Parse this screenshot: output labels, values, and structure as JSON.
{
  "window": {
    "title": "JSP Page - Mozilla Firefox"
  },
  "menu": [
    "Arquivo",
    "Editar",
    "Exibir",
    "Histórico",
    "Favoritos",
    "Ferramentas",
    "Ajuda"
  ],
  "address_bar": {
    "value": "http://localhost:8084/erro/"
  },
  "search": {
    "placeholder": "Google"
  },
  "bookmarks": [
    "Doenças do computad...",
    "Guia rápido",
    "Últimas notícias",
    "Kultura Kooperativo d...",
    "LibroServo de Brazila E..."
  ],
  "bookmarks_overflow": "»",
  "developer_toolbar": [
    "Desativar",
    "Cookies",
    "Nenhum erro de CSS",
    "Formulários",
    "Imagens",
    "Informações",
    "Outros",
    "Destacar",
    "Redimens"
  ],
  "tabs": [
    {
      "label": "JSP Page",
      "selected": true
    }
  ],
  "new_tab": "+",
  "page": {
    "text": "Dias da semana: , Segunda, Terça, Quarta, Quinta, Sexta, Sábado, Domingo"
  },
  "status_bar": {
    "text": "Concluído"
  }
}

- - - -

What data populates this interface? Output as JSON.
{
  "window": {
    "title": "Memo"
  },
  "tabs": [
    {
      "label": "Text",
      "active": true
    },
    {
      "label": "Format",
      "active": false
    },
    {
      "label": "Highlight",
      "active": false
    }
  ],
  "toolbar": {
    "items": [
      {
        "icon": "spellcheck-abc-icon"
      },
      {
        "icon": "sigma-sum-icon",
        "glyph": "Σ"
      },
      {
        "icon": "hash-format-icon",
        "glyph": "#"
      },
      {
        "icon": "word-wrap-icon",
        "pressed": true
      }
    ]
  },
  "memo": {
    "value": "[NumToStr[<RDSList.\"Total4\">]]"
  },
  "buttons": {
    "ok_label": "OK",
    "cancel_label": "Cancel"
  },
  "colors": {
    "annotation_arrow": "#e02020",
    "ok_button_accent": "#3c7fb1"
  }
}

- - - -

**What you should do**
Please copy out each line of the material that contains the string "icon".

**Output for this task**
        "icon": "spellcheck-abc-icon"
        "icon": "sigma-sum-icon",
        "icon": "hash-format-icon",
        "icon": "word-wrap-icon",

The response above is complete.